Record extracts —
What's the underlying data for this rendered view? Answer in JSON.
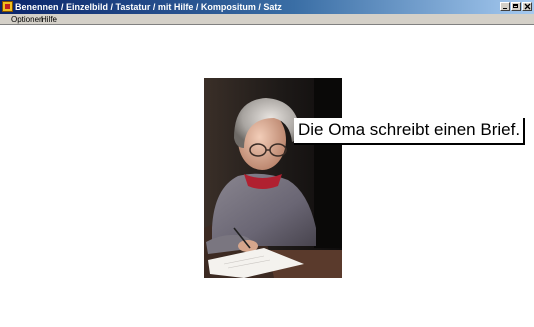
{
  "window": {
    "title": "Benennen / Einzelbild / Tastatur / mit Hilfe / Kompositum / Satz"
  },
  "menubar": {
    "items": [
      "Optionen",
      "Hilfe"
    ]
  },
  "exercise": {
    "caption": "Die Oma schreibt einen Brief."
  },
  "colors": {
    "titlebar_start": "#0a246a",
    "titlebar_end": "#a6caf0",
    "menubar_bg": "#d4d0c8",
    "background": "#ffffff"
  },
  "icons": [
    "app-icon",
    "minimize-icon",
    "maximize-icon",
    "close-icon"
  ]
}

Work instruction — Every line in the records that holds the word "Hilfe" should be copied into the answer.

Result of this exercise —
    "title": "Benennen / Einzelbild / Tastatur / mit Hilfe / Kompositum / Satz"
      "Hilfe"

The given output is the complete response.